┏━━

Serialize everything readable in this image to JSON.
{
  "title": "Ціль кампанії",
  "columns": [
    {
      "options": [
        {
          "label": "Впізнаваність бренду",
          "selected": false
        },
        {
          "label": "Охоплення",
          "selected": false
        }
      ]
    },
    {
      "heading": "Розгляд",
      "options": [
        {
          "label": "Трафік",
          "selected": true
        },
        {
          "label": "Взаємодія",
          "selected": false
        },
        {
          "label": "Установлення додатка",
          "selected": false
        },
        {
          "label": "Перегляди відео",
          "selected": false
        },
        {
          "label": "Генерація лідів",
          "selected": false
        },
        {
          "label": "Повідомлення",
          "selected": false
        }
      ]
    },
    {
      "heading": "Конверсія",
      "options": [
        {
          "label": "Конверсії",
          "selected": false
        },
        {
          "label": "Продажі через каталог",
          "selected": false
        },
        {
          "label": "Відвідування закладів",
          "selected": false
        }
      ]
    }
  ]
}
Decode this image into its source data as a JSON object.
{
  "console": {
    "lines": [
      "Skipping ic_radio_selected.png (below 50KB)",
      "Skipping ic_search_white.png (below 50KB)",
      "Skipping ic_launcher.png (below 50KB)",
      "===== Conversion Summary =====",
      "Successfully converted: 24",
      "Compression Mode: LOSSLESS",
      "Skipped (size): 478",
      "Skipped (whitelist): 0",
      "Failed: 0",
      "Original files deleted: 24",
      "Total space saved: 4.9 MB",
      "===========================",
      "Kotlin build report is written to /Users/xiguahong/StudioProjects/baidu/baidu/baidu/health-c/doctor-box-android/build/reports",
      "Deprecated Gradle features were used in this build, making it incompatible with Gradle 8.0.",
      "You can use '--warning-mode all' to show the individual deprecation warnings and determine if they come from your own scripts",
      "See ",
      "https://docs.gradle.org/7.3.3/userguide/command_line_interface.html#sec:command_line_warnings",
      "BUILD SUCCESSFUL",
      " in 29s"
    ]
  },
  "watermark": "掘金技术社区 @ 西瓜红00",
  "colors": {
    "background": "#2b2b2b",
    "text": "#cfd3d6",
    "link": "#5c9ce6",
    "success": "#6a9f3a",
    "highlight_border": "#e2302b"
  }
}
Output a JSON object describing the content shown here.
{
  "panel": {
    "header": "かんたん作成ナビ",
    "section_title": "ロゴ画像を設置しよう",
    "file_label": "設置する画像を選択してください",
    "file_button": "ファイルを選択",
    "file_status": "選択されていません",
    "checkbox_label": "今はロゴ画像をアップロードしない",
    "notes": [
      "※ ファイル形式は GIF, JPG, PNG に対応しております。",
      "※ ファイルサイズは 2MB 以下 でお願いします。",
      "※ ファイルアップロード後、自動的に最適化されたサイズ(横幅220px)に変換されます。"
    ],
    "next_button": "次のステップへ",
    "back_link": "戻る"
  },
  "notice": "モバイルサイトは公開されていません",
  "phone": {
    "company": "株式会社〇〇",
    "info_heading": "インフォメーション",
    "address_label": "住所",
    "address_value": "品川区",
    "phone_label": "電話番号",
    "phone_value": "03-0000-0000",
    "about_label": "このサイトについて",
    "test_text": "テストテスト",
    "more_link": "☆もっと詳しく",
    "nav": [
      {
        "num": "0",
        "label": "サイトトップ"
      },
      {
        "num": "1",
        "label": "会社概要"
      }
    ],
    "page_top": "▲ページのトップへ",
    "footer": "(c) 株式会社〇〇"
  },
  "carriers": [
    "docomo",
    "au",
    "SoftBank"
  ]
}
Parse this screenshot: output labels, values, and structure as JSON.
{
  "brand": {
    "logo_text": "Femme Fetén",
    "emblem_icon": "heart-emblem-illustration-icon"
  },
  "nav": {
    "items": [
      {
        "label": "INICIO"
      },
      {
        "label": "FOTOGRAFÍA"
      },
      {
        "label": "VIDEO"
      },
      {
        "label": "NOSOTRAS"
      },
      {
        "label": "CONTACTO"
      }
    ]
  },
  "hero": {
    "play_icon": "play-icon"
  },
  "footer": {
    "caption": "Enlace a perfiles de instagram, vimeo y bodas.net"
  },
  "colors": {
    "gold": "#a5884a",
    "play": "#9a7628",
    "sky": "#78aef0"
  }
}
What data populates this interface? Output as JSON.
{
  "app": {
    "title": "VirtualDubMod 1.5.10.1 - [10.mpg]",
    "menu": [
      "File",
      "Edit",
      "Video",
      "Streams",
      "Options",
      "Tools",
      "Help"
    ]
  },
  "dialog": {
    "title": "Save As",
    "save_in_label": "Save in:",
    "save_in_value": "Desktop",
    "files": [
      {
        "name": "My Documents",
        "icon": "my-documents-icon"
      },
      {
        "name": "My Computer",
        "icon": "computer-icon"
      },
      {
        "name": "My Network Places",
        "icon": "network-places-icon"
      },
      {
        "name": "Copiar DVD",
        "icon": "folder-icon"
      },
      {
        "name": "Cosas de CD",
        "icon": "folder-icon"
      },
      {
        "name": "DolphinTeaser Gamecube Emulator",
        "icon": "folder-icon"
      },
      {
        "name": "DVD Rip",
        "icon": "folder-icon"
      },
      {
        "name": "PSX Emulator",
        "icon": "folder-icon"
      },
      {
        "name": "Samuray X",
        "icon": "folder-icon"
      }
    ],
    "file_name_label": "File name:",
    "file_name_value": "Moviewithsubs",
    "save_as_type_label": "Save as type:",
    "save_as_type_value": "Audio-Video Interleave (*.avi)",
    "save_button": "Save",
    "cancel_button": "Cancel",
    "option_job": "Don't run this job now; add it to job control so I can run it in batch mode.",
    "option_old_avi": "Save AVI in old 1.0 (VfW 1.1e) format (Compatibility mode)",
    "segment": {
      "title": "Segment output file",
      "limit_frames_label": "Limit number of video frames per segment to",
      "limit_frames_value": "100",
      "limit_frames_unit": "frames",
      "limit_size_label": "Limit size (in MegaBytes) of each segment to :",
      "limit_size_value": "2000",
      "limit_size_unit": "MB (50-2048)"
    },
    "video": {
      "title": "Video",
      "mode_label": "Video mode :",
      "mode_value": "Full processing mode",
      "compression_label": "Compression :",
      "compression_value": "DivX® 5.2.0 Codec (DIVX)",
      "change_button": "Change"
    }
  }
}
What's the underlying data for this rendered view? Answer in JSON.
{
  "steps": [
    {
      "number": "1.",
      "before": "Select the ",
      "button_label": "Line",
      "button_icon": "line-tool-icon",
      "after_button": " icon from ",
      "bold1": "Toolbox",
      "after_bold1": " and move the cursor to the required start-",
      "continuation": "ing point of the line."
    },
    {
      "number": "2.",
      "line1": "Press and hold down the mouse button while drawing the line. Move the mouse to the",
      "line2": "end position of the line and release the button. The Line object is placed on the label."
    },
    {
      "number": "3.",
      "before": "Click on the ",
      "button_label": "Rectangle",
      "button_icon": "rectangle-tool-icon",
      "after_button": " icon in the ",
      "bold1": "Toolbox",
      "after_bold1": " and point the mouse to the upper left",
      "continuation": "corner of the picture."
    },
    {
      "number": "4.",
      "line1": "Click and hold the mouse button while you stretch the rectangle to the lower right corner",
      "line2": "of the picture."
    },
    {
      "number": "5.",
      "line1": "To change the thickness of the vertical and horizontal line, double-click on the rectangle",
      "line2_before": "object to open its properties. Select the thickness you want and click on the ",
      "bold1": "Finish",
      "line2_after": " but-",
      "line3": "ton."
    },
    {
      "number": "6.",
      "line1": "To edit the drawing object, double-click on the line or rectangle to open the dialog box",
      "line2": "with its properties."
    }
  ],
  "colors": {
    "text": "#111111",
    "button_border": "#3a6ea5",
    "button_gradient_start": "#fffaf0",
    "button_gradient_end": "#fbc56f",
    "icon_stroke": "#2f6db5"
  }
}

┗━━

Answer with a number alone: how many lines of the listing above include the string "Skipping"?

3